In AEW, wins and losses matter; it is why wrestlers’ records get displayed on their nameplates. Brodie Lee (before his injury and then untimely passing) was immediately removed from any title picture after taking a loss from Cody, and so was Lance Archer (zero title matches or number one contender opportunities since) and Jake Hager (zero title matches since) and Orange Cassidy (zero TNT championship opportunities). A loss to Cody not only means putting another loss on your record but also derailing any momentum or plans you have moving forward.
This is devastating for the main show staple but is even worse for the brands’ up-and-comers.
Cody Rhodes is regularly being fed squash matches against new talent or talent with lesser recognition. Why in the world did Cody Rhodes have two matches against Peter Avalon in 2021 already? Why did Cody Rhodes get a spot on AEW’s New Year’s Smash event just for squashing Matt Sydal? Cody Rhodes often gets fed one-half of a tag team (Anjelico, Scorpio Sky, Jungle Boy), which achieves what exactly?

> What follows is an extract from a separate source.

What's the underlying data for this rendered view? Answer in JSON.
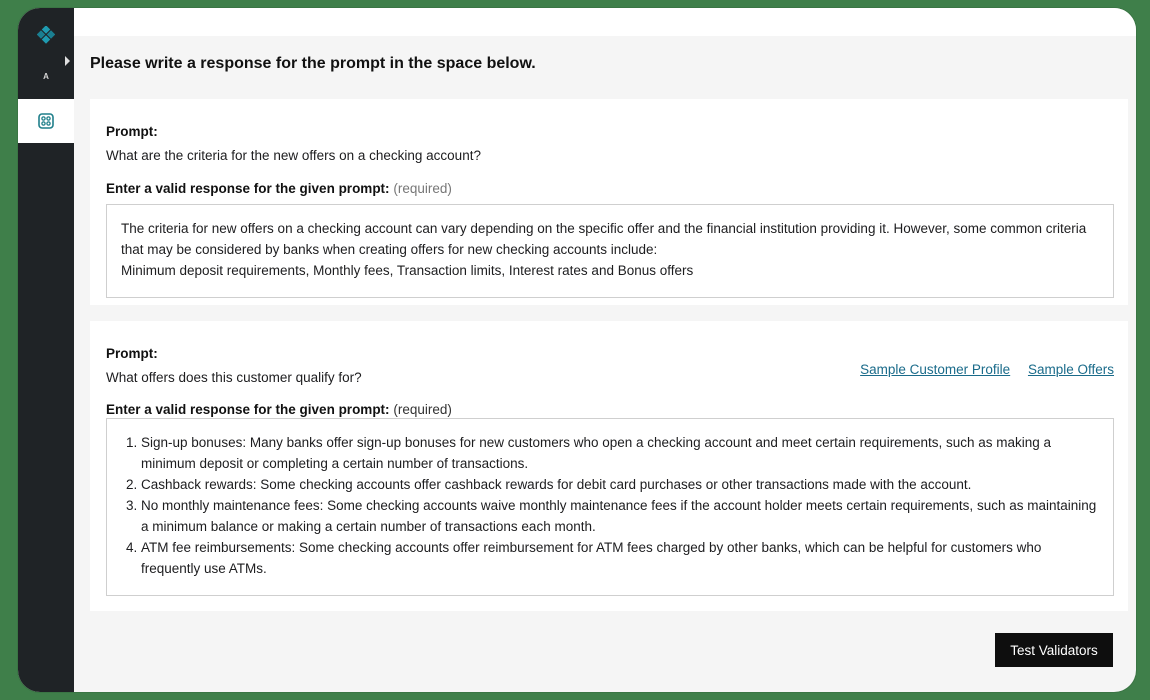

Sure, maybe this match is giving this talent a bigger platform than they have had before, but that implies that the platform is at all flattering. Cody Rhodes matches are quickly becoming the lowest part of any AEW show, between the shameless advertising, predictable outcomes, and poor performances.
Whenever Cody comes to the ring (with the most over-the-top, eye-roll-inducing entrance, mind you), you are immediately reminded of everything that Cody Rhodes does outside of the ring. His entrance theme was changed from the fantastic “Kingdom” by Downstrait to a Snoop Dogg cover to promote their partnership on the “Go Big Show.” Then, the moment his feet touch the mat and the music ends, the commentary begins endlessly promoting his endeavors for him, going on and on about “Go Big Show”.
These are not matches to highlight Cody’s opponents, they are matches for and about Cody. This keeps AEW from developing young or homegrown talent, something that Cody has said multiple times is a passion of his.
However, you can not just have Cody Rhodes constantly taking losses. That lessens any victory over him and hurts any wrestler who has lost to him. It also lessens Cody’s purpose on the show, which is already a problem.
So what is the solution? How do you fix this issue without creating multiple issues in the process?
Well firstly, you need to limit the shameless plugging. We get it, Cody is doing things outside of wrestling, but we as viewers do not need to be reminded of that with his entrance, the commentary, and the commercials during his matches. Let the commercials do the advertising and let the wrestlers do the wrestling. If you feel like that will not draw enough attention, promise that the commercials you are showing are going to reveal clips they have never seen before.
Next, we have to get Cody fewer solo matches. This can be done one of two ways: give Cody an on-screen management position (which could be used in very creative ways where he often has to choose between his real-life friends in the Elite and keeping the locker room happy, and could be a long term story that could have a great pay off) or give him a tag partner. As a manager, he could support young stars on the show, often hyping them up for weeks before they premiere on Dynamite. As a tag team, he could focus on the tag team division, which is deep in AEW.
Overall, if Cody Rhodes continues to operate as he does now, AEW is going to start to struggle with some of the same problems that WWE has struggled with in the near past. This is especially upsetting for what has otherwise been one of the greatest promotions in wrestling history.